Long before 1916, there were many critics of British colonial policies who recognized parallels  between Irish and Egyptian nationalism. Augusta, Lady Gregory, the Anglo-Irish dramatist and folklorist who was a co-founder with Yeats of the Abbey Theater, wrote her first non-fiction essay on Arabi and his Household, an 1882 defense of Col. Ahmad ‘Urabi's revolt, which had been put down by Britain's intervention in Egypt. ‘Urabi's most vocal English defender, Wilfrid Scawen Blunt, who also knew Gregory, was also a strong supporter of Irish Home Rule, as well. His 1907 The Secret History of the English Occupation of Egypt  was a staunch defense of ‘Urabi and a critique of British policy.

Another Anglo-Irish advocate of Irish Home Rule, who made the parallels between the Irish and Egyptian cases explicit, was George Bernard Shaw, who in the "Preface for Politicians" to his 1911 Irish play John Bull's Other Island wrote a defense of Irish Home Rule to which he appended a denunciation of what he called "The Denshawai Horror," referring to the 1906 "Denshawai incident" in which several Egyptian peasants were hanged by the British after defending their village against British soldiers who had been shooting the town's pigeons.

So there were parallels between Irish and Egyptian Nationalism even before the 1916 Rising. Another irony linking the two: a figure we have already met in his role as General Officer Commanding, British Troops in Egypt: General Sir John Maxwell. On April 28, 1916, Maxwell was named Military Governor of Ireland with plenary powers under Martial Law. After the Rising was crushed he held a series of field court martials under Martial Law, which involved trial in secret and did not permit defense counsel. Ninety were condemned to death, though after 15 had been shot by firing squads, the remaining sentences were commuted to life after public outrage in England.

The subsequent history of the Irish independence movement would also have echoes in the Egyptian and other nationalist movements. In the elections of 1918 for the British Parliament, 73 members of the Sinn Féin independence movement won election to Westminster, but refused to go to London and instead proclaimed themselves the Parliament of the Irish Republic, Dáil Éireann. By creating a self-proclaimed provisional government, Irish nationalists created a model much used in other anti-colonialist movements, including the Egyptian move to name a Wafd or delegation to the Paris Peace Talks in 1919. Though the British exiled Sa‘ad Zaghloul, his Wafd became Egypt's nationalist party. In 1919 Egypt's Revolution of 1919 broke out (called by the British an uprising). That same year the Irish war of independence began (called by the British terrorism). In 1920 Britain began talks in Egypt on semi-independence.
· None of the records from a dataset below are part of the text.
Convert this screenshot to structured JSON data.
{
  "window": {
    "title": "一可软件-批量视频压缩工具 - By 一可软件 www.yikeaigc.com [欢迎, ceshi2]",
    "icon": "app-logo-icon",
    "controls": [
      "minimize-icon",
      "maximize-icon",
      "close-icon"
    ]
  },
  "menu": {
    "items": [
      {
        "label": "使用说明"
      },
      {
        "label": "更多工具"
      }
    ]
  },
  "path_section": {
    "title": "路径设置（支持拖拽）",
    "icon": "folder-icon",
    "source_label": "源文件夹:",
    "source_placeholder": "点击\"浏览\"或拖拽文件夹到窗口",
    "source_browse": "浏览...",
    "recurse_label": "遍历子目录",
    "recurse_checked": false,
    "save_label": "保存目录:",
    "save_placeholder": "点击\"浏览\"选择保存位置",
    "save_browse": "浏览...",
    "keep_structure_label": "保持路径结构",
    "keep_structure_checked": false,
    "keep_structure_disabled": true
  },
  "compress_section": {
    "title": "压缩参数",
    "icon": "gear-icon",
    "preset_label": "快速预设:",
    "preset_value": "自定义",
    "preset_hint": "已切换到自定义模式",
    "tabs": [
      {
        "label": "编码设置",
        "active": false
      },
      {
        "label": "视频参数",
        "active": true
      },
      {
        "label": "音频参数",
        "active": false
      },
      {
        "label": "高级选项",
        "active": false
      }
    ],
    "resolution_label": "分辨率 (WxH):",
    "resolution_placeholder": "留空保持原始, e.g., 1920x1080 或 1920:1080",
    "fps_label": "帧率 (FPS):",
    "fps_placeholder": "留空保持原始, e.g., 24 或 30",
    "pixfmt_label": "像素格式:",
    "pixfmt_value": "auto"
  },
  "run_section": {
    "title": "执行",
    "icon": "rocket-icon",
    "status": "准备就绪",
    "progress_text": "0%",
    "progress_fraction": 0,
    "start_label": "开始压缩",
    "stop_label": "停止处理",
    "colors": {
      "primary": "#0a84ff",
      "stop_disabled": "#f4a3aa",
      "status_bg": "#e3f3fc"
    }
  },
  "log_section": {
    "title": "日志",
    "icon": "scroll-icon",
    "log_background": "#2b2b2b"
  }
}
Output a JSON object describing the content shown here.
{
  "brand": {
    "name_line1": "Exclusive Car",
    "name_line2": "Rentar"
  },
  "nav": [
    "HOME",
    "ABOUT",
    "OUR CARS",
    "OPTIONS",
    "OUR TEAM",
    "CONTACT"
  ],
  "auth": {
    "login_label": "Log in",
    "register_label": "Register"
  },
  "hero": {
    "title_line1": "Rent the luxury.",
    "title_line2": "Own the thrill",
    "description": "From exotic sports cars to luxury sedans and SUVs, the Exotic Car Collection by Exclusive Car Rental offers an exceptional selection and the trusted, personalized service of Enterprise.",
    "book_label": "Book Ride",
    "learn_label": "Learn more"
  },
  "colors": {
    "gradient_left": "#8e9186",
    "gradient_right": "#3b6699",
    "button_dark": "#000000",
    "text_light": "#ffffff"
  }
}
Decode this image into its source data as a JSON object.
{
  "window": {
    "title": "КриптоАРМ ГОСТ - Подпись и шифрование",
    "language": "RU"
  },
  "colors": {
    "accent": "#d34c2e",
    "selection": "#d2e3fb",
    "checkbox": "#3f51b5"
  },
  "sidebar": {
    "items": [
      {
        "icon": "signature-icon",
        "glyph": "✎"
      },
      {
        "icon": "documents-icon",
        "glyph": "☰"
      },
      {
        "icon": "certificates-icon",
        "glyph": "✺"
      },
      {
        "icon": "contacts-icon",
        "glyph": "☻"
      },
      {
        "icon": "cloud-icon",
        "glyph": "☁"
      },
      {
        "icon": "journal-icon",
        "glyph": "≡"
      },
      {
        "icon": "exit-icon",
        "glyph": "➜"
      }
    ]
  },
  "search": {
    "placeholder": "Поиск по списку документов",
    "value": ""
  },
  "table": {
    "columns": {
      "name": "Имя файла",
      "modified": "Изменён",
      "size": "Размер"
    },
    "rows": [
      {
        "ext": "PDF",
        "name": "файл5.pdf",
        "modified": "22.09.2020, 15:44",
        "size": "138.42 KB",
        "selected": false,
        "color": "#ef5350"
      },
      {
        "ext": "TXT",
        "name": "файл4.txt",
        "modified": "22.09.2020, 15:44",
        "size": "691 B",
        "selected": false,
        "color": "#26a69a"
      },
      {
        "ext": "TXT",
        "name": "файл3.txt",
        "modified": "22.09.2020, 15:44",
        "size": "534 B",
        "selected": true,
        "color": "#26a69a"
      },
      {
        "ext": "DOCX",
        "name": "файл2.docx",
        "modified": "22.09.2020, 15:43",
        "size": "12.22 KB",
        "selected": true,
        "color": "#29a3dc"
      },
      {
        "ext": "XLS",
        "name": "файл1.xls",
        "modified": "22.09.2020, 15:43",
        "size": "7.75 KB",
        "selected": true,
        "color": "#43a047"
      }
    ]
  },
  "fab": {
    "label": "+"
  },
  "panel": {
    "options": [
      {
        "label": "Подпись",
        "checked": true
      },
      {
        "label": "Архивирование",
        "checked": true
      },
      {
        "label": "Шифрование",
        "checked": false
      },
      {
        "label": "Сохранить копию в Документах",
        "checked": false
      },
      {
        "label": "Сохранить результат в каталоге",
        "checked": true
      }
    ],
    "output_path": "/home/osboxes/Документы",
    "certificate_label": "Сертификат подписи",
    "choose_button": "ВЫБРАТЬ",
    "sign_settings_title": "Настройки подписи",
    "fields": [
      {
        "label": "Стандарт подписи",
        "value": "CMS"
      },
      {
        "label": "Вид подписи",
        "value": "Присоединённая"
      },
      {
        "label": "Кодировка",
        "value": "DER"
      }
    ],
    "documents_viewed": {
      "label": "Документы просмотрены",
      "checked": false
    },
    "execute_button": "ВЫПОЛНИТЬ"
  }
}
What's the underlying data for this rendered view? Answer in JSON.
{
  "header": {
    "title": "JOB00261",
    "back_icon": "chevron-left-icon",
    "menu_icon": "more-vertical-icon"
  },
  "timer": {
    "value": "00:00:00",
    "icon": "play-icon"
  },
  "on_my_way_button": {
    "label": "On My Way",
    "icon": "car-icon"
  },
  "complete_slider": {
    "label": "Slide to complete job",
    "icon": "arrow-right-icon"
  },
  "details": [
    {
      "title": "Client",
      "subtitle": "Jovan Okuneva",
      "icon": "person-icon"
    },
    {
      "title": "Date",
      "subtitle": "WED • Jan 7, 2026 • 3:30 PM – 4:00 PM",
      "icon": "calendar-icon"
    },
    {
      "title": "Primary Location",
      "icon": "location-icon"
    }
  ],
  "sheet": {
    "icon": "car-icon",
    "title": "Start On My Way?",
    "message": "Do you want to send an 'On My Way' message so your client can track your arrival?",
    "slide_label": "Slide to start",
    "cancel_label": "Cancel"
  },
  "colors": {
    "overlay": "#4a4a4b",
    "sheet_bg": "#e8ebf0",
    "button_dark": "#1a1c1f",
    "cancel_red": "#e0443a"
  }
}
In 1921 they negotiated a limited independence for all but the northern six counties of Ireland. In 1922 both the Kingdom of Egypt and the Irish Free State came into being.

Tomorrow, we'll look at the echoes in India and Revisionist Zionism.

No comments: